After several months, despite diligent administration of his medication, the seizures became more frequent and more violent. I continued the ritual of cleaning and soothing talk afterward, but there was nothing but pain and fear for Gustave as he sat in my lap, trembling and on edge as if trying unsuccessfully to shake off a nightmare. And all I could do was sit with him in my lap and love him. And whether or not he knew it or cared was irrelevant to my understanding of what it meant to be his caretaker.
But after one especially harrowing episode, he looked into my eyes and I into his as we sat on the kitchen floor, each of us recovering in our own way. There was not affection in his gaze, but there was recognition that I was not an enemy. Some sense that there might be someone in the world who wanted to help him. That maybe not every card in the hand he was dealt was rotten. I don’t pretend to know precisely what animals think or feel, particularly in times of great distress, but if I had to take a guess, I would say he was feeling uncharacteristically safe in my company. And that to take even a bit of fear out of his life was something to gently celebrate.

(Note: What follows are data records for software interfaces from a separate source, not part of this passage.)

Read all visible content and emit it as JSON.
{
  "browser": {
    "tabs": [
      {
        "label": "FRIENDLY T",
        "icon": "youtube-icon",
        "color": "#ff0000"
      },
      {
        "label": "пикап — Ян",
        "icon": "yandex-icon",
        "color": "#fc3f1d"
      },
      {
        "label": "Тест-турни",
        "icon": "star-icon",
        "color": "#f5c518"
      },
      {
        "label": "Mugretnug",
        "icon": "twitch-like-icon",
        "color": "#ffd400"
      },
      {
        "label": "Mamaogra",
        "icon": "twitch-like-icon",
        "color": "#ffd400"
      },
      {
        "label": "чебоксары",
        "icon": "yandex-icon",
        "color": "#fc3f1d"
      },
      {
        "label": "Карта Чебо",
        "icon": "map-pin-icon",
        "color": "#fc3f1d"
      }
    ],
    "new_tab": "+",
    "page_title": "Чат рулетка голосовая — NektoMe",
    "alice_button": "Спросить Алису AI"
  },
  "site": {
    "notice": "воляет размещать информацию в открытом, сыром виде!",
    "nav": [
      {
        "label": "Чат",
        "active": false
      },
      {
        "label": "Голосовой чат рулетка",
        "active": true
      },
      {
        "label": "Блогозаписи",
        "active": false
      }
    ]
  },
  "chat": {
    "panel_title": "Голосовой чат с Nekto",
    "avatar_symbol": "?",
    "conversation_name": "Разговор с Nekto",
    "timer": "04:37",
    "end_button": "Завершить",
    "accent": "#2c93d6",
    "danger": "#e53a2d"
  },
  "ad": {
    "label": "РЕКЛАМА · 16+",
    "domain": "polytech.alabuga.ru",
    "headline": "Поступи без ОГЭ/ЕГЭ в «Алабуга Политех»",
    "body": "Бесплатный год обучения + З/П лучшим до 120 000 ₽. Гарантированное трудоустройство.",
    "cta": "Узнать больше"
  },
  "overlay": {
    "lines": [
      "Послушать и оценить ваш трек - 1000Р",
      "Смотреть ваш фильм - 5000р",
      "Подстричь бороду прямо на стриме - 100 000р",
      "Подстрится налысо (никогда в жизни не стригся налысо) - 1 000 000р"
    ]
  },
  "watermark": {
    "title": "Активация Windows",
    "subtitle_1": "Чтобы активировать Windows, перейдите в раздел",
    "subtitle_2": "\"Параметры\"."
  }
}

As his condition deteriorated and it became clear that his life was a nearly constant state of misery, we returned to the shelter where he came from for guidance from the vet, though I knew well in advance what they would tell me. The staff offered comfort and support for which I was grateful, but the overwhelming feeling was still utter failure.
In the four years since, I have come to realize that success in rescue animal companionship is not measured by how much they end up loving you but by the simple fact that you stood by them when others would or could not. That you recognized that they were independent beings with heartbreaking histories over which you might have no control to alter for the better. That you loved them when they couldn’t muster the capacity or the inclination to reciprocate.
And that by being present for them, you made good on the promise of unconditional care and love, which is the birthright of even the least adoptable cat in the shelter.